### [ASSIGNED TASK]
Copy each record below faithfully, leaving out images.

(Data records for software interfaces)

- Opening Delimiter -

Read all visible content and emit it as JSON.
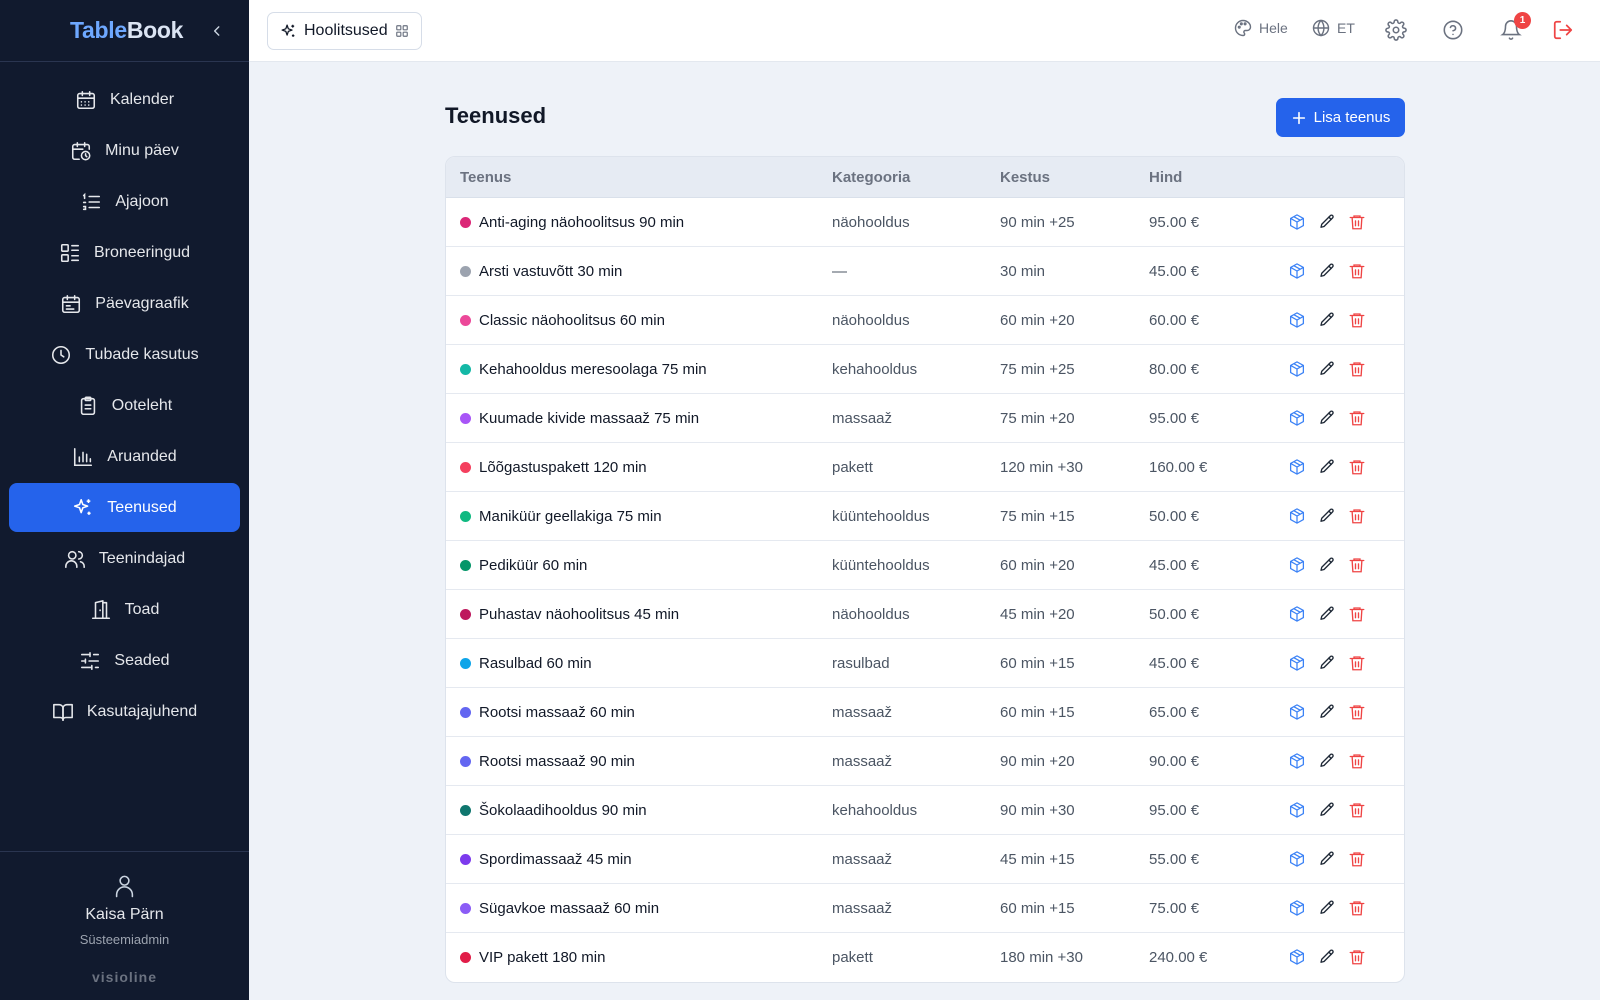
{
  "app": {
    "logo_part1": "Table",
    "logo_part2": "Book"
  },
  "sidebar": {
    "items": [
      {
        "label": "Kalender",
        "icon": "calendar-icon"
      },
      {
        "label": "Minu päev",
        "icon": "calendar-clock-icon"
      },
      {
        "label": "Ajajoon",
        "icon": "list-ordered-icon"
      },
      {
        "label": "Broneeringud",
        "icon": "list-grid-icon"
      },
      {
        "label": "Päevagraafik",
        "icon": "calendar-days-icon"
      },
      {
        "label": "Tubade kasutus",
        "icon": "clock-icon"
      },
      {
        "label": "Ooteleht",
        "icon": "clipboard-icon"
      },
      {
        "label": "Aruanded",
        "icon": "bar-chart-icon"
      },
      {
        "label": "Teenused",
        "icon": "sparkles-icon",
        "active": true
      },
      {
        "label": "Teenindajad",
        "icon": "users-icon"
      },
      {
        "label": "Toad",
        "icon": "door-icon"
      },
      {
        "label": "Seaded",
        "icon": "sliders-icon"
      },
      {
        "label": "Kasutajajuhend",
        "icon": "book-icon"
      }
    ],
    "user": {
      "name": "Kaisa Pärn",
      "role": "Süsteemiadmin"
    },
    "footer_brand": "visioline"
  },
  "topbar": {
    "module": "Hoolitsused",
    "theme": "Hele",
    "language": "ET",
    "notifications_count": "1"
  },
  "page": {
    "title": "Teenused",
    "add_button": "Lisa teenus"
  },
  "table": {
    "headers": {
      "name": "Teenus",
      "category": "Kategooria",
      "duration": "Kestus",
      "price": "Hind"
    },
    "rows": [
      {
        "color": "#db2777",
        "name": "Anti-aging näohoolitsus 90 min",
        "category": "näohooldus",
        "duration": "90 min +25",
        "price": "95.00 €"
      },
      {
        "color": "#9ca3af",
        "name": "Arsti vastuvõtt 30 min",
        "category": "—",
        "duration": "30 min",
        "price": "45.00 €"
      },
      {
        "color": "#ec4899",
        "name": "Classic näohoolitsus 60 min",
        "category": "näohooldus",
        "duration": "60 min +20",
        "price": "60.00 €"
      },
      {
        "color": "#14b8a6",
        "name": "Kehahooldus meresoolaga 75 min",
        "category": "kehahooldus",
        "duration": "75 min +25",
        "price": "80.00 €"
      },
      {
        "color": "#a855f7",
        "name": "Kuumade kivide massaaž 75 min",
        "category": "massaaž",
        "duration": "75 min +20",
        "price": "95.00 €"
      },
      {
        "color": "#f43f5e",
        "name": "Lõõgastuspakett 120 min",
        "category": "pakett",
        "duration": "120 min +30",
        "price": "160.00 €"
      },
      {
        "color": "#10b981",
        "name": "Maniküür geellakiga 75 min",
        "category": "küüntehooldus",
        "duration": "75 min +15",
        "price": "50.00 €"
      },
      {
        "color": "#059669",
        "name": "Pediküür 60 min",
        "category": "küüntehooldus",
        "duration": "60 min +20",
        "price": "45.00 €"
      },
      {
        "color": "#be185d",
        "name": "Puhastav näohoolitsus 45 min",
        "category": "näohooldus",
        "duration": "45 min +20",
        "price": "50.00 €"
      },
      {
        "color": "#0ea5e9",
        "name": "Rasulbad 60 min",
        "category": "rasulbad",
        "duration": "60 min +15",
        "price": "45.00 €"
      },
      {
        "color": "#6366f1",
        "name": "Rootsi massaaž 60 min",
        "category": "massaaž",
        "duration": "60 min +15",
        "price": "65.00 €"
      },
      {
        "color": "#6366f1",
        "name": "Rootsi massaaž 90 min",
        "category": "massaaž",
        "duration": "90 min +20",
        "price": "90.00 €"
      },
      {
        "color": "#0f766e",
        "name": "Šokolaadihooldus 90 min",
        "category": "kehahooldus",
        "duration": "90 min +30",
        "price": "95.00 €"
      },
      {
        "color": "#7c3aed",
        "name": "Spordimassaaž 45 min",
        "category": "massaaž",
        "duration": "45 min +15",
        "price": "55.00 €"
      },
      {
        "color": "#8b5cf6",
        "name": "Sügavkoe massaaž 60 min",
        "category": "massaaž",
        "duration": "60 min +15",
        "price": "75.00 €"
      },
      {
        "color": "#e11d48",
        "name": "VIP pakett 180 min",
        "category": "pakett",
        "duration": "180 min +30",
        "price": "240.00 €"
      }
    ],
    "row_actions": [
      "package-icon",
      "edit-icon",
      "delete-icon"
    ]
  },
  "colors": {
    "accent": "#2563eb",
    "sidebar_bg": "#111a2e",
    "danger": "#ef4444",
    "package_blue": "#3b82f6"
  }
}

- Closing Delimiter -

### [EXERCISE OUTPUT]
Read all visible content and emit it as JSON.
{
  "app": {
    "logo_part1": "Table",
    "logo_part2": "Book"
  },
  "sidebar": {
    "items": [
      {
        "label": "Kalender",
        "icon": "calendar-icon"
      },
      {
        "label": "Minu päev",
        "icon": "calendar-clock-icon"
      },
      {
        "label": "Ajajoon",
        "icon": "list-ordered-icon"
      },
      {
        "label": "Broneeringud",
        "icon": "list-grid-icon"
      },
      {
        "label": "Päevagraafik",
        "icon": "calendar-days-icon"
      },
      {
        "label": "Tubade kasutus",
        "icon": "clock-icon"
      },
      {
        "label": "Ooteleht",
        "icon": "clipboard-icon"
      },
      {
        "label": "Aruanded",
        "icon": "bar-chart-icon"
      },
      {
        "label": "Teenused",
        "icon": "sparkles-icon",
        "active": true
      },
      {
        "label": "Teenindajad",
        "icon": "users-icon"
      },
      {
        "label": "Toad",
        "icon": "door-icon"
      },
      {
        "label": "Seaded",
        "icon": "sliders-icon"
      },
      {
        "label": "Kasutajajuhend",
        "icon": "book-icon"
      }
    ],
    "user": {
      "name": "Kaisa Pärn",
      "role": "Süsteemiadmin"
    },
    "footer_brand": "visioline"
  },
  "topbar": {
    "module": "Hoolitsused",
    "theme": "Hele",
    "language": "ET",
    "notifications_count": "1"
  },
  "page": {
    "title": "Teenused",
    "add_button": "Lisa teenus"
  },
  "table": {
    "headers": {
      "name": "Teenus",
      "category": "Kategooria",
      "duration": "Kestus",
      "price": "Hind"
    },
    "rows": [
      {
        "color": "#db2777",
        "name": "Anti-aging näohoolitsus 90 min",
        "category": "näohooldus",
        "duration": "90 min +25",
        "price": "95.00 €"
      },
      {
        "color": "#9ca3af",
        "name": "Arsti vastuvõtt 30 min",
        "category": "—",
        "duration": "30 min",
        "price": "45.00 €"
      },
      {
        "color": "#ec4899",
        "name": "Classic näohoolitsus 60 min",
        "category": "näohooldus",
        "duration": "60 min +20",
        "price": "60.00 €"
      },
      {
        "color": "#14b8a6",
        "name": "Kehahooldus meresoolaga 75 min",
        "category": "kehahooldus",
        "duration": "75 min +25",
        "price": "80.00 €"
      },
      {
        "color": "#a855f7",
        "name": "Kuumade kivide massaaž 75 min",
        "category": "massaaž",
        "duration": "75 min +20",
        "price": "95.00 €"
      },
      {
        "color": "#f43f5e",
        "name": "Lõõgastuspakett 120 min",
        "category": "pakett",
        "duration": "120 min +30",
        "price": "160.00 €"
      },
      {
        "color": "#10b981",
        "name": "Maniküür geellakiga 75 min",
        "category": "küüntehooldus",
        "duration": "75 min +15",
        "price": "50.00 €"
      },
      {
        "color": "#059669",
        "name": "Pediküür 60 min",
        "category": "küüntehooldus",
        "duration": "60 min +20",
        "price": "45.00 €"
      },
      {
        "color": "#be185d",
        "name": "Puhastav näohoolitsus 45 min",
        "category": "näohooldus",
        "duration": "45 min +20",
        "price": "50.00 €"
      },
      {
        "color": "#0ea5e9",
        "name": "Rasulbad 60 min",
        "category": "rasulbad",
        "duration": "60 min +15",
        "price": "45.00 €"
      },
      {
        "color": "#6366f1",
        "name": "Rootsi massaaž 60 min",
        "category": "massaaž",
        "duration": "60 min +15",
        "price": "65.00 €"
      },
      {
        "color": "#6366f1",
        "name": "Rootsi massaaž 90 min",
        "category": "massaaž",
        "duration": "90 min +20",
        "price": "90.00 €"
      },
      {
        "color": "#0f766e",
        "name": "Šokolaadihooldus 90 min",
        "category": "kehahooldus",
        "duration": "90 min +30",
        "price": "95.00 €"
      },
      {
        "color": "#7c3aed",
        "name": "Spordimassaaž 45 min",
        "category": "massaaž",
        "duration": "45 min +15",
        "price": "55.00 €"
      },
      {
        "color": "#8b5cf6",
        "name": "Sügavkoe massaaž 60 min",
        "category": "massaaž",
        "duration": "60 min +15",
        "price": "75.00 €"
      },
      {
        "color": "#e11d48",
        "name": "VIP pakett 180 min",
        "category": "pakett",
        "duration": "180 min +30",
        "price": "240.00 €"
      }
    ],
    "row_actions": [
      "package-icon",
      "edit-icon",
      "delete-icon"
    ]
  },
  "colors": {
    "accent": "#2563eb",
    "sidebar_bg": "#111a2e",
    "danger": "#ef4444",
    "package_blue": "#3b82f6"
  }
}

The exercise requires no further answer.